### Dataset entries
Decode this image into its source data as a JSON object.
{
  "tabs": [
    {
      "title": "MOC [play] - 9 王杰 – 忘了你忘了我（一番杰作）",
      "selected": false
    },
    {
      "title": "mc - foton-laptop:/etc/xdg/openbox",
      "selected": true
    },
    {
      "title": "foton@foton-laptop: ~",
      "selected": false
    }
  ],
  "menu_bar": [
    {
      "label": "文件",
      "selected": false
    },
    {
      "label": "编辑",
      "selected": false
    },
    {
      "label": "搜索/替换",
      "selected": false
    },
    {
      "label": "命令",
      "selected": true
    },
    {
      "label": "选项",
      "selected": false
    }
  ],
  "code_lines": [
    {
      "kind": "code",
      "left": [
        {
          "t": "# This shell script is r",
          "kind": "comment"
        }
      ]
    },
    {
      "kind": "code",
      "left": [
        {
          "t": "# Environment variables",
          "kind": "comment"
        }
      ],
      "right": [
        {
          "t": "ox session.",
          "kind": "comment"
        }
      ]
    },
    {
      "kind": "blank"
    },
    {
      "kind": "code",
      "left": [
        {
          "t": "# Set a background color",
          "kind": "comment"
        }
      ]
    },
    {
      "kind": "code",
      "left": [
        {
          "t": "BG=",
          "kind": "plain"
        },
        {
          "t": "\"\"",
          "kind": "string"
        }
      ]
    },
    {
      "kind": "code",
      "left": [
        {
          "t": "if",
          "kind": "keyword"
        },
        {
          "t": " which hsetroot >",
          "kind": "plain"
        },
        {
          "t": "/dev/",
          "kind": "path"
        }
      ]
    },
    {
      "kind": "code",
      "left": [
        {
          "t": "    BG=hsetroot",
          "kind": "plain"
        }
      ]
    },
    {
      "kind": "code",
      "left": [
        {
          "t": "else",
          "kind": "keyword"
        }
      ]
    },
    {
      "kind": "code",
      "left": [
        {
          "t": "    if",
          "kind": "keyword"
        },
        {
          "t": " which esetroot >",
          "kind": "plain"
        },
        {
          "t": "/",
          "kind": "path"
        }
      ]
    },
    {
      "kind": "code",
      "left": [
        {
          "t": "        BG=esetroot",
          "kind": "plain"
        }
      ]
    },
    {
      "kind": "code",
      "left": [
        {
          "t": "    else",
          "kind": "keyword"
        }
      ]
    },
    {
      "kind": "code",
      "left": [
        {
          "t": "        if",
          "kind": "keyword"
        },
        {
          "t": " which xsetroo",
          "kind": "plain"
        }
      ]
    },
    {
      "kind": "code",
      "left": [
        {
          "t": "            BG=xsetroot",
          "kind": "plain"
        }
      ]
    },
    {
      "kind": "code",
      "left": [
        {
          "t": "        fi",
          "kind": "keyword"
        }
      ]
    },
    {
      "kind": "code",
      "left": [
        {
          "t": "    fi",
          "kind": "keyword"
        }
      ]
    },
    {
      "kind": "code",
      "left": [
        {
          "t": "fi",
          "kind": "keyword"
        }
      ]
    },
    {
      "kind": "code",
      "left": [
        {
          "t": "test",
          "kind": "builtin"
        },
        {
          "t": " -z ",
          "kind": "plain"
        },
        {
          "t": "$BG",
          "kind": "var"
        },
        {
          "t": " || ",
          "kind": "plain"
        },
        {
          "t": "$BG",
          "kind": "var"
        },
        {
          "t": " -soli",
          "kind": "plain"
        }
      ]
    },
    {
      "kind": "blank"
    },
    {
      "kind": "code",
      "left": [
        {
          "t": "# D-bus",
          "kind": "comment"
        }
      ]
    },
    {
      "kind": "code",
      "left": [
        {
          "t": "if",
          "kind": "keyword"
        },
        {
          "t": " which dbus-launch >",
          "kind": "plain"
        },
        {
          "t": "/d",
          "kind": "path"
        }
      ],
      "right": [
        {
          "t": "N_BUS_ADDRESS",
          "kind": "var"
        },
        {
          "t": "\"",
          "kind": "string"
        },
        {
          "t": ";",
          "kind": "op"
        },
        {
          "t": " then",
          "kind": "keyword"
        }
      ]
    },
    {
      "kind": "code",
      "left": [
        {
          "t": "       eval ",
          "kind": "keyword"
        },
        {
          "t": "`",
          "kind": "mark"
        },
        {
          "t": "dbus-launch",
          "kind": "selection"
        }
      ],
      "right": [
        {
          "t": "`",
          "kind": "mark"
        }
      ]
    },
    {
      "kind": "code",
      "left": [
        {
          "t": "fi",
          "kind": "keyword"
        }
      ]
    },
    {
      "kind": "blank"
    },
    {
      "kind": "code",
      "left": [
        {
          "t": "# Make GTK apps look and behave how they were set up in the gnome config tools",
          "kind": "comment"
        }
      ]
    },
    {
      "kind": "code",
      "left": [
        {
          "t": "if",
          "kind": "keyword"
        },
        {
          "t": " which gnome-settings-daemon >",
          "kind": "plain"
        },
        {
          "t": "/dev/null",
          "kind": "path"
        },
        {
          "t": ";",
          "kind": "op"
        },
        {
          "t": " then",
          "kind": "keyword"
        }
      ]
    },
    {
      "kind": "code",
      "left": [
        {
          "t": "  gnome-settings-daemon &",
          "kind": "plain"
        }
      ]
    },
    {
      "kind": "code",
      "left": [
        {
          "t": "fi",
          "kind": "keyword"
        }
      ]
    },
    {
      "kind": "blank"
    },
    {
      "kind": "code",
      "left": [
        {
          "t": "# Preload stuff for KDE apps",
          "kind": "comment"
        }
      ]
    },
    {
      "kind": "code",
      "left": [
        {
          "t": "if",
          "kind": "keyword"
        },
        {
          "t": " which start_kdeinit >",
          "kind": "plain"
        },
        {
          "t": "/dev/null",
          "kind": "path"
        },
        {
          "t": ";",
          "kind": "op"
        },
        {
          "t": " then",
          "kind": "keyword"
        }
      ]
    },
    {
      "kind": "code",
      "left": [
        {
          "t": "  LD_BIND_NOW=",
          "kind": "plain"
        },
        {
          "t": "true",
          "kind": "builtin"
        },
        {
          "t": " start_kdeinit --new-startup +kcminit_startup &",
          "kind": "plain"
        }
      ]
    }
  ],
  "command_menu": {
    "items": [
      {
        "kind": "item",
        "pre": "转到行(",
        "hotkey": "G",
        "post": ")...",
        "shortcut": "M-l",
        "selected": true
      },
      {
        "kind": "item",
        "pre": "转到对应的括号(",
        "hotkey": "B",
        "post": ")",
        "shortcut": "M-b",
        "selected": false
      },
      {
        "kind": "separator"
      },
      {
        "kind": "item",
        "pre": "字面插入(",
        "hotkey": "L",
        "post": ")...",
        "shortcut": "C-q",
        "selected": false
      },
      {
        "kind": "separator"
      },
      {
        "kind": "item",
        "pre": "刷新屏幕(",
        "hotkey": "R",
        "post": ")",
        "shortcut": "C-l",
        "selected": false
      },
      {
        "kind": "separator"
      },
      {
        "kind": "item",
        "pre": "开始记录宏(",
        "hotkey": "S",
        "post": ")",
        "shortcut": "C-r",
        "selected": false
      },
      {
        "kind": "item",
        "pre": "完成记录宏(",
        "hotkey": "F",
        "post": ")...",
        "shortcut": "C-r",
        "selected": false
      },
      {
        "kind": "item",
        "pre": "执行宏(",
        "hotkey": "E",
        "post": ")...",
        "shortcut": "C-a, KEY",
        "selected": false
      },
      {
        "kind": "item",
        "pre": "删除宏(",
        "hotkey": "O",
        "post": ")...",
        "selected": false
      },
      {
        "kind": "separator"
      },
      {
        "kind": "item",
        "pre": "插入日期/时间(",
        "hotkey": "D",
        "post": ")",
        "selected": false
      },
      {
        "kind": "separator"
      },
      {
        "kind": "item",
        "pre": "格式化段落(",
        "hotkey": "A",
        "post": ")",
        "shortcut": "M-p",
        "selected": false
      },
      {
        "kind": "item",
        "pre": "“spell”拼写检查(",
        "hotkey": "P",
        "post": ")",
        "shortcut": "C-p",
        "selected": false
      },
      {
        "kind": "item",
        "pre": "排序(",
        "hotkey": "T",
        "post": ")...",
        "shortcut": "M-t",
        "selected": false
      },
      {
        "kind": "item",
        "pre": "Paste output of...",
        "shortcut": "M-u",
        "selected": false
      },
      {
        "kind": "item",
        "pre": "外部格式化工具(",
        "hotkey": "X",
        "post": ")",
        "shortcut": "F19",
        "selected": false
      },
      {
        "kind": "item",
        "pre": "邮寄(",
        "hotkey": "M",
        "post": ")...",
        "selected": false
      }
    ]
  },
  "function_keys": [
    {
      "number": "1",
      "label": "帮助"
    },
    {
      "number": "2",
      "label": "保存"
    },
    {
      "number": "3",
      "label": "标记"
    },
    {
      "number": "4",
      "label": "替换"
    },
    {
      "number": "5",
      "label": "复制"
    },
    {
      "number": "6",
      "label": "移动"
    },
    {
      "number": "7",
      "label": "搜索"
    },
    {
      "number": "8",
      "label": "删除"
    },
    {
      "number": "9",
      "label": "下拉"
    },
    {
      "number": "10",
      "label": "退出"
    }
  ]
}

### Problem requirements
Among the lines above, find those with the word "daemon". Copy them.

### Task output
          "t": " which gnome-settings-daemon >",
          "t": "  gnome-settings-daemon &",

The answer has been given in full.